Thor is the mightiest. His hammer tears through time and space, rips through logic, raw and exposed. I admire it, more so than I do its owner.
When the hammer hits, I’m carried back two miles before my board catches up, arching me to the left, the hammer returning to the right. I barely feel a thing.
We, the board and I, beat Thor’s weapon back to him. I’m bored, lazy. Holding back my cosmic power, I crash into the Thunder God with my body, as if letting a wave raise and dump me on shore.
Still, I barely feel.
Some of his allies come at me with parlour tricks. They seem so fragile, like ghosts. I must be careful dealing with them, try to care.
Thor is shouting something, like always, as if angry, offended. I can’t be bothered, so set the air on fire. With any luck it will stop his bragging, smother his lungs.
Iron Man and Reed Richards make their play. Such egos tripping over each other, they are my real foes. Science. I am born of it. But a science that, like the calcium in their teeth, and iron in their blood, was born of the Big Bang, made in the heart of suns.
I am tapped into the wonder of exploding stars.
These two are far more cleaver than me, but they don’t have the speed of a nova.
Cosmic rays take out Richards, I watch his chin, and they follow my fingers there, pushing through the fabric of atoms on jagged, lightening lines. I strip Iron Man of his mask before he can unravel me, sending him, panicked, earthward, looking to breath.
A momentary diversion. I try to care.
There is a fungi on this planet, in the tropical forest. It will infect an ant, eating all non-vital organs, taking over its muscles and nerve systems, forcing it down, like a zombie, into the north-east facing vegetation of the lower canopy, where the climate and morning light suits the fungi’s growth. It then slowly consumes the ant from the inside leaving nothing but the tendons to its pinchers, so that the last thing the ant does before it dies is bites down on the underside of a leaf, locking itself on. The fungi then eats the rest of its insides, leaving the ant’s outer shell for protection, like armour, from weather and rival fungi. Then repeats the process by letting off its spore. In this, one microscopic fungi, can wipe out an entire colony.
I see these things.
And solar systems with five rotating suns, and planets with creatures of liquid fire, that whisper such poetry with their flame. I bask in a space whale’s song, play with the speed of light, marvel at the lives of microscopic creatures that live off dust...

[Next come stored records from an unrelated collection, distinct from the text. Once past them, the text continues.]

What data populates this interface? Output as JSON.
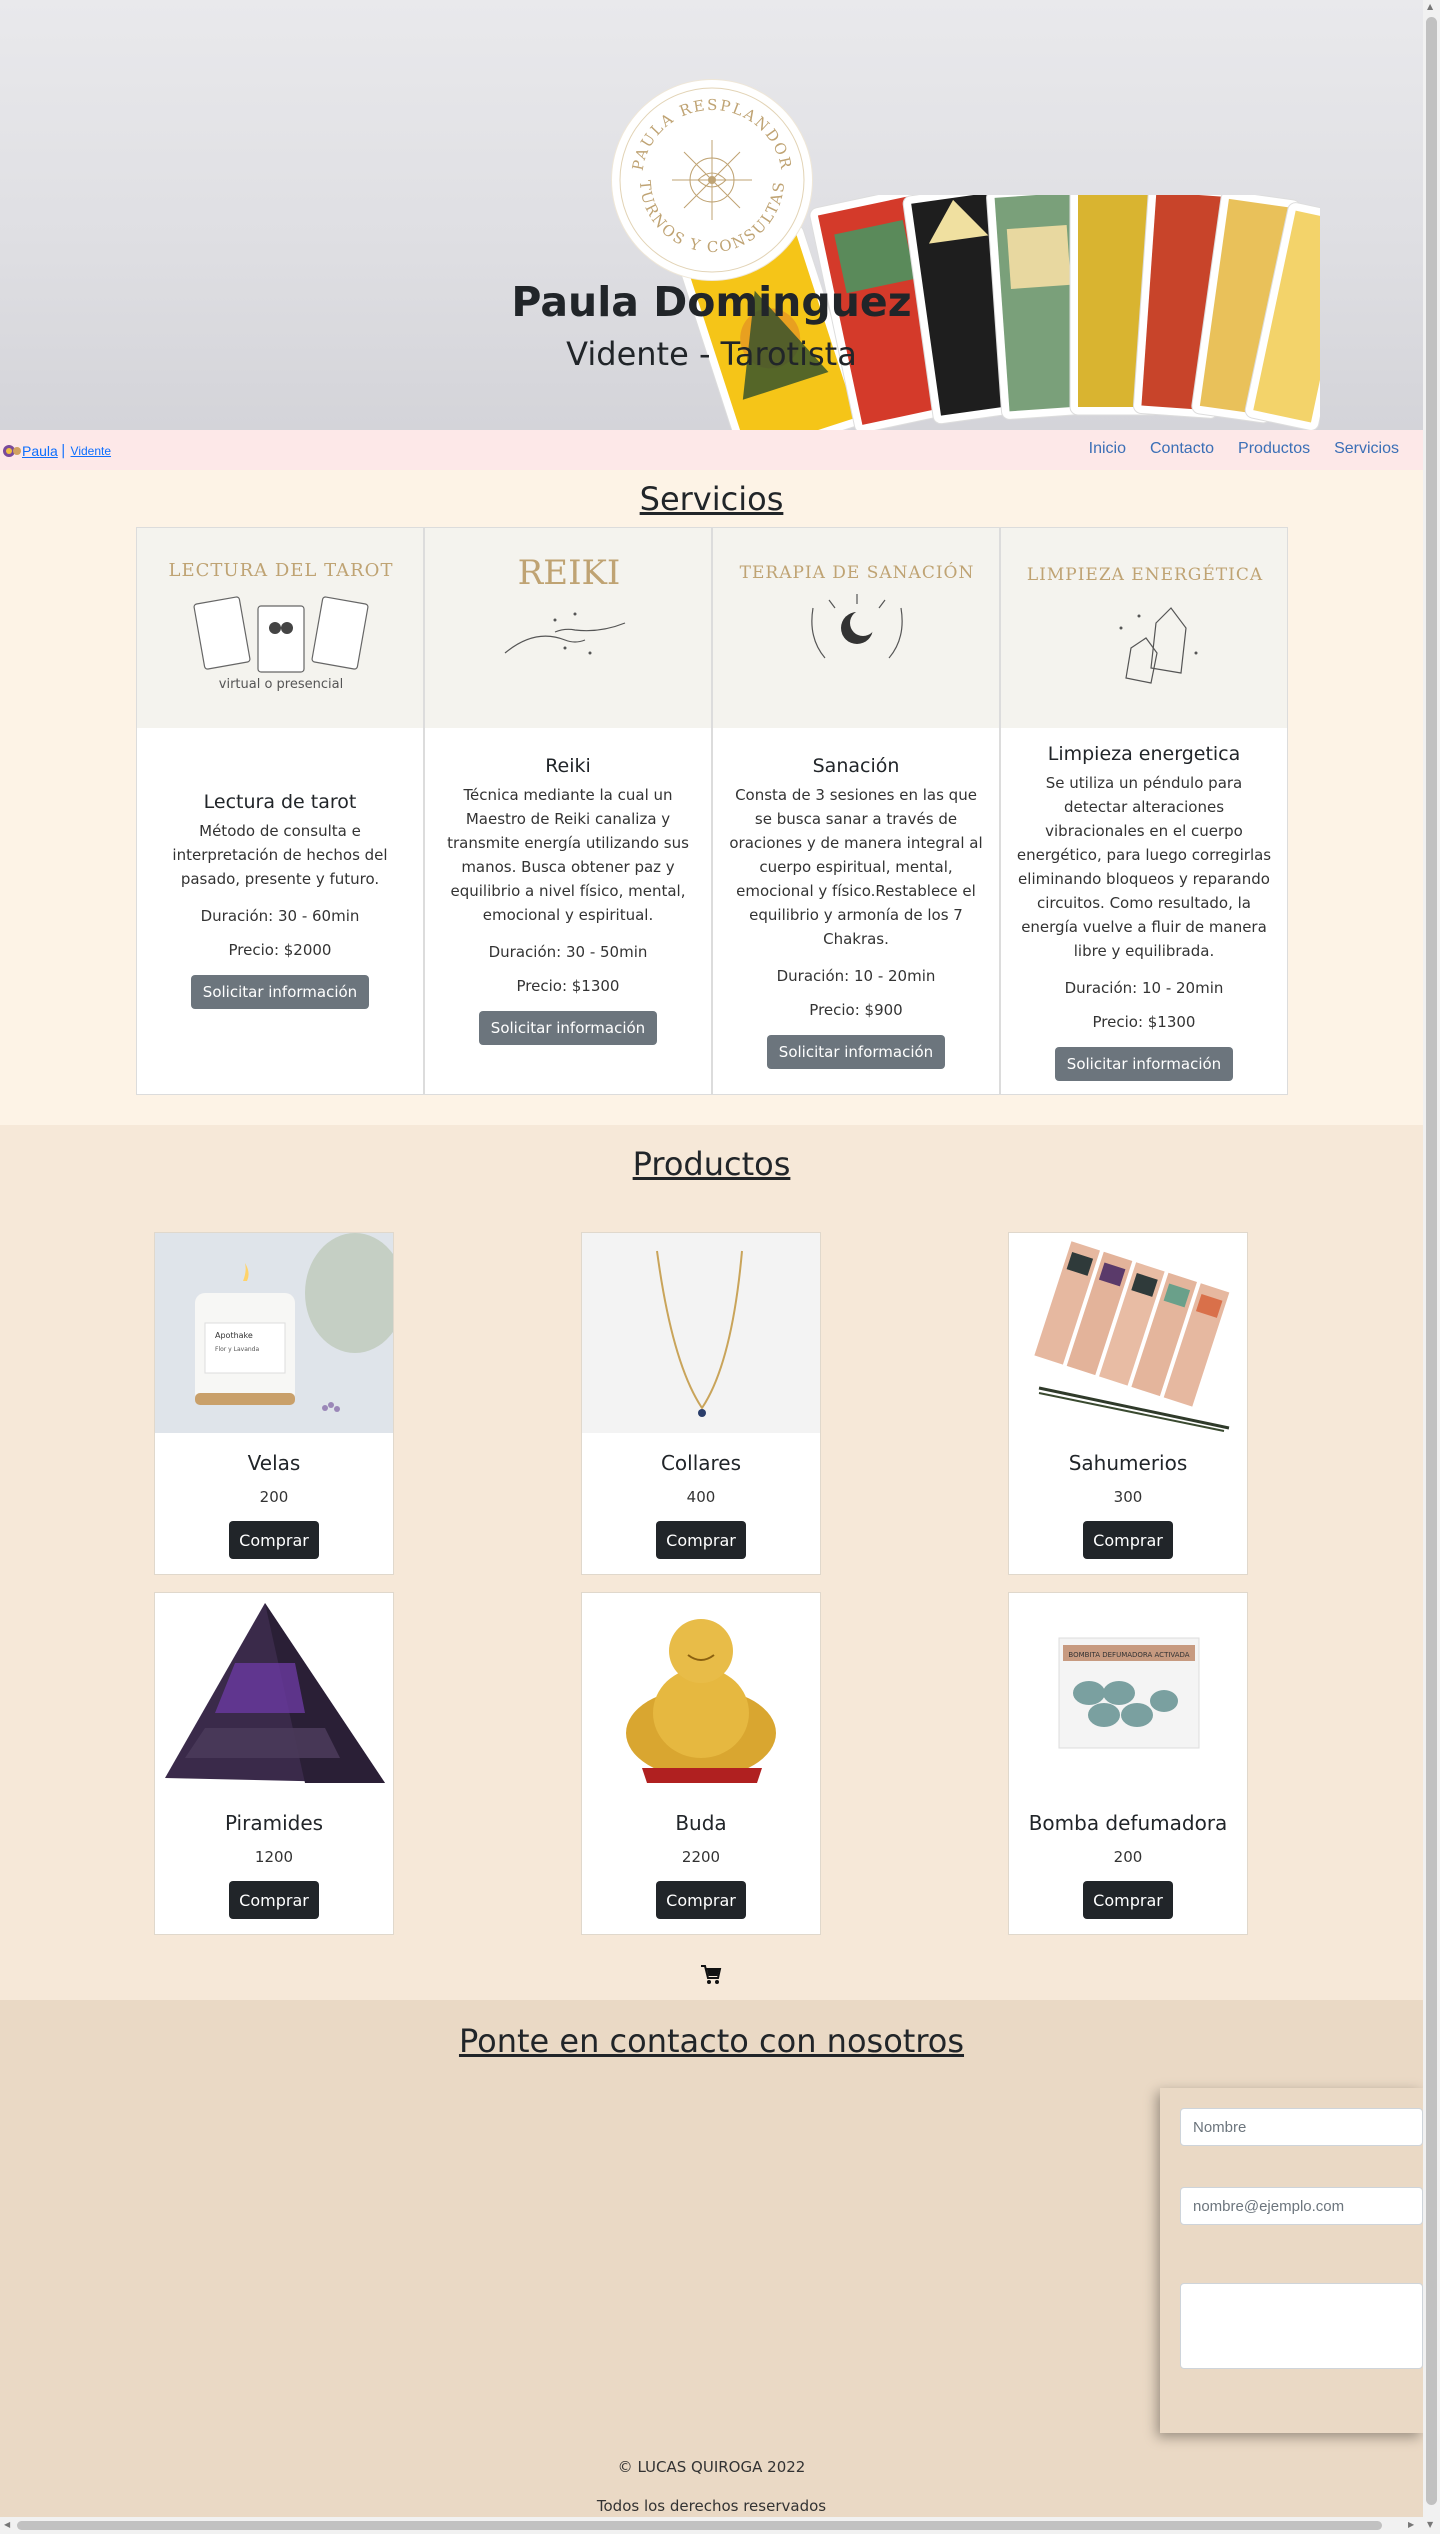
{
  "hero": {
    "logo_text": "PAULA RESPLANDOR TURNOS Y CONSULTAS",
    "name": "Paula Dominguez",
    "role": "Vidente - Tarotista"
  },
  "nav": {
    "brand_name": "Paula",
    "brand_sep": "|",
    "brand_sub": "Vidente",
    "links": [
      "Inicio",
      "Contacto",
      "Productos",
      "Servicios"
    ]
  },
  "services": {
    "title": "Servicios",
    "button_label": "Solicitar información",
    "items": [
      {
        "image_text": "LECTURA DEL TAROT",
        "image_sub": "virtual o presencial",
        "title": "Lectura de tarot",
        "description": "Método de consulta e interpretación de hechos del pasado, presente y futuro.",
        "duration": "Duración: 30 - 60min",
        "price": "Precio: $2000"
      },
      {
        "image_text": "REIKI",
        "image_sub": "",
        "title": "Reiki",
        "description": "Técnica mediante la cual un Maestro de Reiki canaliza y transmite energía utilizando sus manos. Busca obtener paz y equilibrio a nivel físico, mental, emocional y espiritual.",
        "duration": "Duración: 30 - 50min",
        "price": "Precio: $1300"
      },
      {
        "image_text": "TERAPIA DE SANACIÓN",
        "image_sub": "",
        "title": "Sanación",
        "description": "Consta de 3 sesiones en las que se busca sanar a través de oraciones y de manera integral al cuerpo espiritual, mental, emocional y físico.Restablece el equilibrio y armonía de los 7 Chakras.",
        "duration": "Duración: 10 - 20min",
        "price": "Precio: $900"
      },
      {
        "image_text": "LIMPIEZA ENERGÉTICA",
        "image_sub": "",
        "title": "Limpieza energetica",
        "description": "Se utiliza un péndulo para detectar alteraciones vibracionales en el cuerpo energético, para luego corregirlas eliminando bloqueos y reparando circuitos. Como resultado, la energía vuelve a fluir de manera libre y equilibrada.",
        "duration": "Duración: 10 - 20min",
        "price": "Precio: $1300"
      }
    ]
  },
  "products": {
    "title": "Productos",
    "buy_label": "Comprar",
    "candle_label": "Apothake",
    "candle_sub": "Flor y Lavanda",
    "bomb_label": "BOMBITA DEFUMADORA ACTIVADA",
    "items": [
      {
        "name": "Velas",
        "price": "200",
        "image": "candle"
      },
      {
        "name": "Collares",
        "price": "400",
        "image": "necklace"
      },
      {
        "name": "Sahumerios",
        "price": "300",
        "image": "incense"
      },
      {
        "name": "Piramides",
        "price": "1200",
        "image": "pyramid"
      },
      {
        "name": "Buda",
        "price": "2200",
        "image": "buddha"
      },
      {
        "name": "Bomba defumadora",
        "price": "200",
        "image": "smoke-bomb"
      }
    ]
  },
  "contact": {
    "title": "Ponte en contacto con nosotros",
    "name_placeholder": "Nombre",
    "email_placeholder": "nombre@ejemplo.com",
    "message_placeholder": ""
  },
  "footer": {
    "copyright": "© LUCAS QUIROGA 2022",
    "rights": "Todos los derechos reservados"
  },
  "colors": {
    "nav_bg": "#fde8e8",
    "services_bg": "#fdf3e6",
    "products_bg": "#f6e8d8",
    "contact_bg": "#ead9c5",
    "gold": "#bfa373",
    "link_blue": "#3b6fb6"
  }
}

And find it all more interesting that Iron Men and bores.
Thor charges again, as persistent as he thinks he is relentless. Like me, hard to stop. I watch him, his scrunched face, its anger. Watch his mouth, teeth, tongue as he roars.
Daddy’s child. A spoilt boy.
We collide again, then again, like moths at war. The sky around us bleeds and dies.